Naver started its incubation operations in 2015, a year before Lotte. The company finds promising startups and offers money and office space. It has invested in 12 companies so far, with three more investments planned this year. Only technology startups are invited to move into its incubation office facility.
Naver is interested only in companies that have the potential to become a major player in such fields as artificial intelligence, autonomous driving and health care. In addition to investments, they receive separate funds of up to 1 billion won for research and development and get to use the incubator space for one year.
Going forward, the company will launch joint businesses with the startups, an executive in charge of the program said. The idea is to support enterprises with few avenues of their own to bring special expertise to the world by incorporating them into Naver's technology business.

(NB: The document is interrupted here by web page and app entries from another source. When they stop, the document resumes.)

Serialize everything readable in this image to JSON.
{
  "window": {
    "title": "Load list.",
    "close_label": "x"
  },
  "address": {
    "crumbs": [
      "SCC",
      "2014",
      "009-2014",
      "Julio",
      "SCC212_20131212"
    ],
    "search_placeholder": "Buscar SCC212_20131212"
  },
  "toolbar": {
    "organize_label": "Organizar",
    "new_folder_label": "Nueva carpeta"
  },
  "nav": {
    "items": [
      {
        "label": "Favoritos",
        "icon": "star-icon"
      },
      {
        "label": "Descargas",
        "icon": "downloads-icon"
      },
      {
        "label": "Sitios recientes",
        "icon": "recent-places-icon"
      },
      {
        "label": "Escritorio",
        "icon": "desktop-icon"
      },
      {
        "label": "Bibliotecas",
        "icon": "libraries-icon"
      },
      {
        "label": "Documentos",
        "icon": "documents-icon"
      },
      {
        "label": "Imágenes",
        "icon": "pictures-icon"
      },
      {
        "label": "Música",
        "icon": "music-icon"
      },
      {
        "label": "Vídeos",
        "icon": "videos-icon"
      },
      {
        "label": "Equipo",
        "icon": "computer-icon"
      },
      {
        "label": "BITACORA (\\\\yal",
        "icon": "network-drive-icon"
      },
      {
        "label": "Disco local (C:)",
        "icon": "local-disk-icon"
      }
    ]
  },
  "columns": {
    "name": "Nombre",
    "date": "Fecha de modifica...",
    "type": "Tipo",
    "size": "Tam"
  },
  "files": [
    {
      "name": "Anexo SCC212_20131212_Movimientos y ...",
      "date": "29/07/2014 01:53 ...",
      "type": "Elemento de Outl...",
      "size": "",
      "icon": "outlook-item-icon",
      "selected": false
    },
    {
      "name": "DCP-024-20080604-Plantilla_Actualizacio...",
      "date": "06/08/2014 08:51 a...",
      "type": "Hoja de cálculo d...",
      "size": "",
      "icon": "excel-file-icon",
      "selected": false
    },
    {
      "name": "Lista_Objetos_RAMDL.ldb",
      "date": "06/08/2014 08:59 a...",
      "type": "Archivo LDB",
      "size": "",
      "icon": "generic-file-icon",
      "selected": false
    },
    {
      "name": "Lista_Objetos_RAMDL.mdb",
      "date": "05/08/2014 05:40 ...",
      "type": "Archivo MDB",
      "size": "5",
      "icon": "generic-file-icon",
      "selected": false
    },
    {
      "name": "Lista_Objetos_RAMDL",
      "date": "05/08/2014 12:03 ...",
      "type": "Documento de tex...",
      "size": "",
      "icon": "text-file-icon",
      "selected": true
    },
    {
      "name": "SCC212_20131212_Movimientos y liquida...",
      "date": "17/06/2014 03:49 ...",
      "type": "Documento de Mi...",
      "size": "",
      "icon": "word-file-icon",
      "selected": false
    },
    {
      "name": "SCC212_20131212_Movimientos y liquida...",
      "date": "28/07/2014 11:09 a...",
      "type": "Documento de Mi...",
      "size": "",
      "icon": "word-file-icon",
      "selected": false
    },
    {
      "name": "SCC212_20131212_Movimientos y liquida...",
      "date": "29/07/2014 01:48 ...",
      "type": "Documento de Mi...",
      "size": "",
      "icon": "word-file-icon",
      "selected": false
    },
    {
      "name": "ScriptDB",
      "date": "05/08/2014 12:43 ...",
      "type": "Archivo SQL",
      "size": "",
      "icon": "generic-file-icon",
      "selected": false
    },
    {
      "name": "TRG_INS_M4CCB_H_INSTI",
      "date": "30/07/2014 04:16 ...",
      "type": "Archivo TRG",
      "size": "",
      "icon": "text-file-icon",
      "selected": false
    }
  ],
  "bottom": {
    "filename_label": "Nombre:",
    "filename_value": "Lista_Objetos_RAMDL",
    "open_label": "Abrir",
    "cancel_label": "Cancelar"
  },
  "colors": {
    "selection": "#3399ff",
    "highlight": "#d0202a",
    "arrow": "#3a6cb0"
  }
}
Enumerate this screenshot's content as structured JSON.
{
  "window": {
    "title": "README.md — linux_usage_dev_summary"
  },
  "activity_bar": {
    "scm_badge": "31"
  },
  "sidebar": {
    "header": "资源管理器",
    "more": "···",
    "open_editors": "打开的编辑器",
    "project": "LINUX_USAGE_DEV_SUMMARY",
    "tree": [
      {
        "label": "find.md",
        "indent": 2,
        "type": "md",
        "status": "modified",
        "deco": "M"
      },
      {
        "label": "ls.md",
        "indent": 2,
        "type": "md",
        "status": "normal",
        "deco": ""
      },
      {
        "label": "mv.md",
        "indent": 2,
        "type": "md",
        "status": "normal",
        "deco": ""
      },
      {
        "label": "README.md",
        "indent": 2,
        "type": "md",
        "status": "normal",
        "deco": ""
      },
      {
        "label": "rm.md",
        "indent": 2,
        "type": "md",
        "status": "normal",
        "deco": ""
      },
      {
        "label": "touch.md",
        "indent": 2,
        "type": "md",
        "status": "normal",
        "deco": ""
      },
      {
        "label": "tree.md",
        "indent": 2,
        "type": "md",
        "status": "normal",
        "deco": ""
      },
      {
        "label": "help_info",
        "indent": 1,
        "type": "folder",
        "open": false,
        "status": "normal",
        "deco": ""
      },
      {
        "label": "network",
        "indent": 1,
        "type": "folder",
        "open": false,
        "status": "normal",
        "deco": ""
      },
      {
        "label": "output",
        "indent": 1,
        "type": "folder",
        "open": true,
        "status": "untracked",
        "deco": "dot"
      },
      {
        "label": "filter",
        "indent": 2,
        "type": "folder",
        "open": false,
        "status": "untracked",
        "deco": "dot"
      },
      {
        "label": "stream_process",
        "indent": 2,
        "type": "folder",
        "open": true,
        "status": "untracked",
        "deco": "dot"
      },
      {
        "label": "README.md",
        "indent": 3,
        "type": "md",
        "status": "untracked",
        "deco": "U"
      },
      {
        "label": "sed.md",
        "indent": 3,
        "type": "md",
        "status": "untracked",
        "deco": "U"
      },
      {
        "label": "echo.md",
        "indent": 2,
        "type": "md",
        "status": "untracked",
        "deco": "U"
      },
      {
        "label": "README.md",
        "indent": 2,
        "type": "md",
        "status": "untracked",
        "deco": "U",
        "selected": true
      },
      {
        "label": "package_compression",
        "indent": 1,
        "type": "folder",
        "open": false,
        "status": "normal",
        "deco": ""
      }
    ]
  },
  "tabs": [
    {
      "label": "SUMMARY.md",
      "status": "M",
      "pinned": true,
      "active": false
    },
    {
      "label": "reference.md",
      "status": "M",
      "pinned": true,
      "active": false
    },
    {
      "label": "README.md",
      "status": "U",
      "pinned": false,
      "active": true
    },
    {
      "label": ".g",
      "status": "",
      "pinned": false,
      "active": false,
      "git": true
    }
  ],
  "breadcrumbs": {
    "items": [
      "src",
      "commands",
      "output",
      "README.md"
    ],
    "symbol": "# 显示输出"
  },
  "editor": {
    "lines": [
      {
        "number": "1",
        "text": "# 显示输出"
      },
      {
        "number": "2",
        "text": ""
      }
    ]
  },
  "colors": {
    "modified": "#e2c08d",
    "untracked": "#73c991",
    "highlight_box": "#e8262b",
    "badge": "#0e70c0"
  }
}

Lotte is also banking on the know-how of startups to liven up its commercial facilities and services. Such large companies see startup partnerships as a driver of sustainable growth.
Fresh investments in startups in South Korea reached 2.15 trillion won last year, up more than 50% up in three years. The number of startups hit about 34,000 this April, an increase of around 20% from the end of 2012.
The Seoul suburb of Pangyo is also known as a startup hub, with government-backed incubator facilities. Naver and Kakao both sprang out of there. Now Pangyo has become home to more established businesses than those in Gangnam.
Startups are rising across Asia. China has many technology startups springing up, including manufacturing concerns in the southern city of Shenzhen. In Indonesia, a stock exchange is nurturing startups.
In contrast, in South Korea, conglomerates and other big companies are expected to raise startups. As with Naver, which started as an in-house startup of the Samsung group, those that achieve success tend to have ties with large companies. The Naver executive says Gangnam is the best place for startups, given the easy access to talent and funding.
Helping youth employment
The incubation hub in Gangnam is also helping alleviate unemployment among youth. The unemployment rate for South Koreans ages of 15 to 29 is a high 9.8%. In 2016, 14 conglomerates, including the Samsung group, slashed a total of 15,069 jobs, according to private-sector research company Chaebul.com. Now big companies are focusing on startup incubation as the government seeks to address joblessness.